I know that not everyone smokes a lot of pot, but a lot of people do come home from work and just sit in front of the TV. And let's face it...a lot of what's on TV is STUPID.
When I moved to Japan, I stopped smoking pot and I didn't have a TV to watch (Well, I had a TV, but the shows were in Japanese and Japanese TV is only funny the first few times). This increased my productivity dramatically. Finally, I was able to get things done.
If you have big dreams, you have to work on them. You can't just sit around and wait for something to have to make something happen yourself.
It's really all about inertia. If you sit around doing nothing, then you're more likely to just keep sitting around doing nothing.
However, if you make a commitment to work for just 15 minutes on whatever project or goal you have in mind...then you're more likely to keep on working at it.
So if you want to reach your goals, commit to just 15 minutes. Everybody can spare 15 minutes right?

Saturday, February 2, 2008

Does Payment Affect Your Effort?

I've been thinking about this a lot lately due to my freelance writing efforts. I don't know how many of my readers have looked into different forms of freelance writing, but there is a huge range in how much writers are offered for their writings.

On one hand, you have people looking for content for article marketing, websites and blogs. Through sites like elance, many people are looking to pay writers about $3/article. These are articles between 300-500 words.

A bit more standard of a price for web content articles seems to be $7-10 per article.

I've been paid $45 for some web content articles, but I think I may have been "lucky" to get that gig, as many people say that those jobs are few and far between.

Now, on the flipside, if you were writing for a traditional print magazine, you could get $1/word (give or take).

Reading various forums where the different types of writers gather, I've noticed that there is a huge difference in the amount of time put into these articles. For example, on sites where there are a lot of content writers, you'll see discussions about how to write your content faster...many people claim to be able to write 4 or more articles in an hour. On the other hand, on forums which feature more traditional writers, you'll see them talking about how it takes them a week to write an article, including research, interviews, writing, and editing.

And it seems natural right...I mean, if you're only getting a couple of dollars per article, then you really need to whip out articles quickly to be able to get a livable salary from your efforts.
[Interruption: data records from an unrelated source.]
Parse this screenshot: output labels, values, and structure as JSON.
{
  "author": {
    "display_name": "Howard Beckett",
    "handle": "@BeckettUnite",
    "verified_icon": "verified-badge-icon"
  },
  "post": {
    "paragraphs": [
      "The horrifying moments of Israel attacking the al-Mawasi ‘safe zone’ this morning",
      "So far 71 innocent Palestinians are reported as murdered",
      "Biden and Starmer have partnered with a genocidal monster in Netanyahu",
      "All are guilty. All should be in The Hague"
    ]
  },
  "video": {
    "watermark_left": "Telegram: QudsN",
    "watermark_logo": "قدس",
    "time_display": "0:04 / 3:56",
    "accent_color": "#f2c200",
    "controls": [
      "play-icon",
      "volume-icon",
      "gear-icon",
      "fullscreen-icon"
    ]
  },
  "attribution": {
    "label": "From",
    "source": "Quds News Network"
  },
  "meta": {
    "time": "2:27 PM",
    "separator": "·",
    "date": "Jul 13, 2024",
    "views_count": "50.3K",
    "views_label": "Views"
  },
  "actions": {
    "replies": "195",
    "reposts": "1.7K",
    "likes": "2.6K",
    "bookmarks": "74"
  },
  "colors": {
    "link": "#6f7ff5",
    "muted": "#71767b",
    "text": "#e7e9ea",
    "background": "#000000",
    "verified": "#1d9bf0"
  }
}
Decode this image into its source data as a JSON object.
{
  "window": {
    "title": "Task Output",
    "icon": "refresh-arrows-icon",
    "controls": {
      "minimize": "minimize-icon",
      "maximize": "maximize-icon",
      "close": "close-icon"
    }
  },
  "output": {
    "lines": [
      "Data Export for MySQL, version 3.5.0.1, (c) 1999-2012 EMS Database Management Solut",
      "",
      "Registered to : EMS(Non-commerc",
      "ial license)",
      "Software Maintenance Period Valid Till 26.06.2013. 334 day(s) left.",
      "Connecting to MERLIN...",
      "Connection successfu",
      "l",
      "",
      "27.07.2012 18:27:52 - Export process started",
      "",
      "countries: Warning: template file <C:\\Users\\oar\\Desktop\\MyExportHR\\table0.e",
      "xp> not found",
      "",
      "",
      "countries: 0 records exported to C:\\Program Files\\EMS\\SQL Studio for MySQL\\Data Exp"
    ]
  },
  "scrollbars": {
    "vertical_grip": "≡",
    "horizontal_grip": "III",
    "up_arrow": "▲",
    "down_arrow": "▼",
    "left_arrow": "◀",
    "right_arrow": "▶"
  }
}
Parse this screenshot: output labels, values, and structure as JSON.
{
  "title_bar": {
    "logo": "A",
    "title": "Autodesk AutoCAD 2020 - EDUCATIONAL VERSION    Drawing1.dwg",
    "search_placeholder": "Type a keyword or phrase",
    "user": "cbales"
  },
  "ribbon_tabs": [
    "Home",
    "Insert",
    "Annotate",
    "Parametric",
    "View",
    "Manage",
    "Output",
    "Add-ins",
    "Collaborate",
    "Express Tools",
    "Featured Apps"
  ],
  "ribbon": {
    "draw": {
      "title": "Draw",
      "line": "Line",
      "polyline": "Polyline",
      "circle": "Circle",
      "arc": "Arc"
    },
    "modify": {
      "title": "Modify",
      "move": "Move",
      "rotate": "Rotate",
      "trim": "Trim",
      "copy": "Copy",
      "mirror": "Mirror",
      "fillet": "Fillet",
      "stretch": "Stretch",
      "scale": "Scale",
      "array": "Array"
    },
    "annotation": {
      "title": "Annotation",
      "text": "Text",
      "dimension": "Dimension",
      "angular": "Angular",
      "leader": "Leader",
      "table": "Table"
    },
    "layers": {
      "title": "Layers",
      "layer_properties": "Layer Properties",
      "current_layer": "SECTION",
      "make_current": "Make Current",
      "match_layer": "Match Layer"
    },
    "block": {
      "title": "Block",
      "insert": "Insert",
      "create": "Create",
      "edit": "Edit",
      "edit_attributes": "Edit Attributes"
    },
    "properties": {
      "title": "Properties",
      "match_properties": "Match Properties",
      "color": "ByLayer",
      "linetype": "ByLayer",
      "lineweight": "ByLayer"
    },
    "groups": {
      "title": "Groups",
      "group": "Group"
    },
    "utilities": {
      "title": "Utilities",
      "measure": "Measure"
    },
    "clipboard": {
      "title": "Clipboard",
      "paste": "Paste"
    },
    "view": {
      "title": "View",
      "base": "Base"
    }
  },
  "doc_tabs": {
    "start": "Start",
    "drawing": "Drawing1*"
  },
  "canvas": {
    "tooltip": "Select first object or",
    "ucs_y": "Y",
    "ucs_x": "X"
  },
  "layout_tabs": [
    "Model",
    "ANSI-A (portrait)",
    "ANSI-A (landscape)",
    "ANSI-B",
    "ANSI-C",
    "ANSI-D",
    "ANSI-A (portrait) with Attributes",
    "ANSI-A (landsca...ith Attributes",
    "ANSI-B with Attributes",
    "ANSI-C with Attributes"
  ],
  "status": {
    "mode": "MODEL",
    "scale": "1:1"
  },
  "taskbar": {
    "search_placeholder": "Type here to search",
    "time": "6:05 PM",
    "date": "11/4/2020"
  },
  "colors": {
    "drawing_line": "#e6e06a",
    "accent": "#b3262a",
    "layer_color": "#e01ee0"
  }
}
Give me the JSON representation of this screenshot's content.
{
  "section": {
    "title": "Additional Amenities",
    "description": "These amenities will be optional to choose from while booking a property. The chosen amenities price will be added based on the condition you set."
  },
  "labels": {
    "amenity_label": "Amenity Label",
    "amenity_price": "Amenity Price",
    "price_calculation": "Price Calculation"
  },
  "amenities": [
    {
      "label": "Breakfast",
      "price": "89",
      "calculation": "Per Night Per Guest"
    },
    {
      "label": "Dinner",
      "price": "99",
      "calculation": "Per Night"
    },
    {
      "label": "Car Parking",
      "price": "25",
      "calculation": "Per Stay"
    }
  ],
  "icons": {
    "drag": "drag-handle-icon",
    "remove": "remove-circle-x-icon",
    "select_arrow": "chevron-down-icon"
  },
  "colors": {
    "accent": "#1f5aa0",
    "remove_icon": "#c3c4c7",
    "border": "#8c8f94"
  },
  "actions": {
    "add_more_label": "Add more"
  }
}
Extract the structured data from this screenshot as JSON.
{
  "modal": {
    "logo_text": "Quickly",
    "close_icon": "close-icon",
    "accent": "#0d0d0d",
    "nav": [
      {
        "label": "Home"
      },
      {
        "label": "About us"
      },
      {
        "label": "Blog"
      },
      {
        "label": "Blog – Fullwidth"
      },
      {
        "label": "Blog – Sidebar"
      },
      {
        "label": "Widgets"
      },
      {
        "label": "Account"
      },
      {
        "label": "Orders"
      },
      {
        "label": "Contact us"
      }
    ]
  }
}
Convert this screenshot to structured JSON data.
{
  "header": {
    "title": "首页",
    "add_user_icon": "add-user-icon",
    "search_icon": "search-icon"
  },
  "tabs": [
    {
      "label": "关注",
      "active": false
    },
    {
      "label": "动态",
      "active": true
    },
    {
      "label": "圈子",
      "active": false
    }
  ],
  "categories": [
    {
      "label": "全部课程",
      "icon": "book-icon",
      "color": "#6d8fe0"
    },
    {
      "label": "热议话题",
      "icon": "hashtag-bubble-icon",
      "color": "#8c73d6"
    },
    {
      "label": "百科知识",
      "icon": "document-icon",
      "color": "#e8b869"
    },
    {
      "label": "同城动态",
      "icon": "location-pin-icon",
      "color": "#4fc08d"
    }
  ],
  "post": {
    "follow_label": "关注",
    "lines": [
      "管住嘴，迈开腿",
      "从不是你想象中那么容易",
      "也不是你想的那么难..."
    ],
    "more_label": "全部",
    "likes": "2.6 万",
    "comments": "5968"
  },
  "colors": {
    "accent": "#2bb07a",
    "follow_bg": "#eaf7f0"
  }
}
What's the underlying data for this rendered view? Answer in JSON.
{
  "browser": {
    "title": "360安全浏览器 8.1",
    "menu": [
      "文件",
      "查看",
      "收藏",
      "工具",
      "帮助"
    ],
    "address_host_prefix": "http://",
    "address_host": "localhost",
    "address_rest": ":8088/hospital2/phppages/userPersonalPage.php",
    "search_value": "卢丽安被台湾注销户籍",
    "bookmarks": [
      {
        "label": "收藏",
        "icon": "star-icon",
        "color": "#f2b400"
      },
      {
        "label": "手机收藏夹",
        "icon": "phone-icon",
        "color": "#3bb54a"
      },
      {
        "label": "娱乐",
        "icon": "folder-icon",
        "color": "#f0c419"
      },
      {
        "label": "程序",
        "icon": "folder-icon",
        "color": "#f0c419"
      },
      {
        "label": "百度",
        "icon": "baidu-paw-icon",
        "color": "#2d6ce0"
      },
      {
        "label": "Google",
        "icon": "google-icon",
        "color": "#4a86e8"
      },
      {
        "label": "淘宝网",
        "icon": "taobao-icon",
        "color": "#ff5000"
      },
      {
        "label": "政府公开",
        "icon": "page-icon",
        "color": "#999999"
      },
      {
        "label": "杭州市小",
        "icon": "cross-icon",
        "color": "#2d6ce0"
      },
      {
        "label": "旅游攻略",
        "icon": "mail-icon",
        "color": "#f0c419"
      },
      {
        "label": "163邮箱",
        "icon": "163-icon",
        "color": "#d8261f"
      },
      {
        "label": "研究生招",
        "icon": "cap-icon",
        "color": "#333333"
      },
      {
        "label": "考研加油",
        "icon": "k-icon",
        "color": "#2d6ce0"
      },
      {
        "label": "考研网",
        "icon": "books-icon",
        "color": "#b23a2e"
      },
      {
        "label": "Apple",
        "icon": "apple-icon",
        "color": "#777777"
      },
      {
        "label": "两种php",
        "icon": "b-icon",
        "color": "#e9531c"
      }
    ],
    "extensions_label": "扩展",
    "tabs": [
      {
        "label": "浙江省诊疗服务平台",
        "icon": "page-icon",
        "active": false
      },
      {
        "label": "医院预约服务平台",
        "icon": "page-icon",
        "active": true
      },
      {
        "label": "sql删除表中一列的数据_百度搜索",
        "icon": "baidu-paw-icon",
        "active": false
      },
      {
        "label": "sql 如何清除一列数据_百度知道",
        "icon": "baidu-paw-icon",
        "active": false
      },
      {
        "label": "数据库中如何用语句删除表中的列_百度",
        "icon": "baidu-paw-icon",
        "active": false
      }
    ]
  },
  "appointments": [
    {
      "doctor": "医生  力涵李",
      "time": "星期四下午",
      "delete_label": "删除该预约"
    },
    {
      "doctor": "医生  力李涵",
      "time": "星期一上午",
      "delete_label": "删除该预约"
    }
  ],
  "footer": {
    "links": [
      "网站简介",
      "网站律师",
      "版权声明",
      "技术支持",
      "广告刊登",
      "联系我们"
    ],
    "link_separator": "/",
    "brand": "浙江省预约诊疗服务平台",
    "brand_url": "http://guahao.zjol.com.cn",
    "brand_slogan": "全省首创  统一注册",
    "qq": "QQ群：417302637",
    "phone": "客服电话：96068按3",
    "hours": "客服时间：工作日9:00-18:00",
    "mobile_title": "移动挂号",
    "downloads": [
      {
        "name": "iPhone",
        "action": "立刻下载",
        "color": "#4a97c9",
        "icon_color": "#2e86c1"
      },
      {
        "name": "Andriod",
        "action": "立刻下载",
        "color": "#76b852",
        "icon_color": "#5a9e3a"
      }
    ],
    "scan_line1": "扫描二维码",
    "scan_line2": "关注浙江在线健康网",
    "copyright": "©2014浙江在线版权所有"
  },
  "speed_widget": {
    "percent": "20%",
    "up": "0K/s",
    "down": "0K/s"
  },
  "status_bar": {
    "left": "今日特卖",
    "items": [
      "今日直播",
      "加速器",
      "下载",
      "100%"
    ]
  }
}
If you're going to make $1000 for the article, you can afford to take your time and put in a really good effort.

Nobody will admit to slacking off when they are not getting paid a lot though. Everyone always says that they turn out the same quality of article, no matter how much they are getting paid. I just don't believe that this is true.